----- DATA -----

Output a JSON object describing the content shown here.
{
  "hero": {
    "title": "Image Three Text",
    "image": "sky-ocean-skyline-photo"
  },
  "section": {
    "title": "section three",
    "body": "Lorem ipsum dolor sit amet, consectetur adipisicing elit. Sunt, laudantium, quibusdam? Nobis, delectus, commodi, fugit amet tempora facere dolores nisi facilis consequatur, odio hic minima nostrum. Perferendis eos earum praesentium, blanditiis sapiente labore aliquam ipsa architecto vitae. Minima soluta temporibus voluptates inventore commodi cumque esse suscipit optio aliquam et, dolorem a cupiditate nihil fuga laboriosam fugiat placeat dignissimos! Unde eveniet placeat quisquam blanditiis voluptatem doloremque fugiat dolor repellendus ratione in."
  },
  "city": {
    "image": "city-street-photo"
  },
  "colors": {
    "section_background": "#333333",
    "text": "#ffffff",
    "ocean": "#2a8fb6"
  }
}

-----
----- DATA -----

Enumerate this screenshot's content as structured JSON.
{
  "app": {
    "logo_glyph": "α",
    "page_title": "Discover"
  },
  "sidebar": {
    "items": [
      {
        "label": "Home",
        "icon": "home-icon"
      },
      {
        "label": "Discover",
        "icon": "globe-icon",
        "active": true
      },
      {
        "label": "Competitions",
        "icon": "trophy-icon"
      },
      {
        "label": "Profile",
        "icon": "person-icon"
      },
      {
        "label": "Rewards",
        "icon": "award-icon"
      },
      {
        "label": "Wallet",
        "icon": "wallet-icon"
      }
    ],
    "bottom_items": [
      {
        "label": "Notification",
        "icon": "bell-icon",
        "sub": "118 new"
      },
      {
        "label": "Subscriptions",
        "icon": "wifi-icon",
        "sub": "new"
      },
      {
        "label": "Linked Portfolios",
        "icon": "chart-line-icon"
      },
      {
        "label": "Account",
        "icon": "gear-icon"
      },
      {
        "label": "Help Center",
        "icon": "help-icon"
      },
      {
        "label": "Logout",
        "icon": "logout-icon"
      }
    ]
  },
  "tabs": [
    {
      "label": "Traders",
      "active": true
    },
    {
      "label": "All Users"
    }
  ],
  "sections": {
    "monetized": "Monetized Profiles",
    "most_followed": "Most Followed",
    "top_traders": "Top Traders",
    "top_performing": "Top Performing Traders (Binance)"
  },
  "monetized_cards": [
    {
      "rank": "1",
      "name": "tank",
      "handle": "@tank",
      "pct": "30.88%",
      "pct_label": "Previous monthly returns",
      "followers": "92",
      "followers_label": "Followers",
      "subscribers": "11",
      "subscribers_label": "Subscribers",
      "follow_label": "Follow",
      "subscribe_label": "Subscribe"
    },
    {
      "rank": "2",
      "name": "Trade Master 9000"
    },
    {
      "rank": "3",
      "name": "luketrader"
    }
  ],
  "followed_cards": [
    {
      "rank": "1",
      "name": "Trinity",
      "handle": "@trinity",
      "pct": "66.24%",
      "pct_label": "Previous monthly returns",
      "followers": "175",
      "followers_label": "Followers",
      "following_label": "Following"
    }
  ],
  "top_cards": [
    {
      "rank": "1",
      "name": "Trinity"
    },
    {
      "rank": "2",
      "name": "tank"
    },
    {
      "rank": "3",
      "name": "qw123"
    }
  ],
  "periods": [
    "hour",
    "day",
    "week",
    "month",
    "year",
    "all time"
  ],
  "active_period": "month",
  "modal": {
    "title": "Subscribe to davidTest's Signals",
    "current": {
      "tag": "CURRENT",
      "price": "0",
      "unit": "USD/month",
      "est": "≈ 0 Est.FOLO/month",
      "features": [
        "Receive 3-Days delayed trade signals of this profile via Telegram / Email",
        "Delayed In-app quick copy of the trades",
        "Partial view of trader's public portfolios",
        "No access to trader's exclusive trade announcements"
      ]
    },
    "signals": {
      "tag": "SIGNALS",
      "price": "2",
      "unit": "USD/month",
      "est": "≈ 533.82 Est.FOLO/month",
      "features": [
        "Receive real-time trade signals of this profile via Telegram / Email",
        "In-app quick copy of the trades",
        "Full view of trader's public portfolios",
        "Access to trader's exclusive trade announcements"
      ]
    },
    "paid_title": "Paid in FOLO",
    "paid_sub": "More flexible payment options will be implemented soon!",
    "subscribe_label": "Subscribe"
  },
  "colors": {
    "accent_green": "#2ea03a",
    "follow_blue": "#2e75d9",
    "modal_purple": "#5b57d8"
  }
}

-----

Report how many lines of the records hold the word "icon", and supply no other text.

§ TASK OUTPUT
12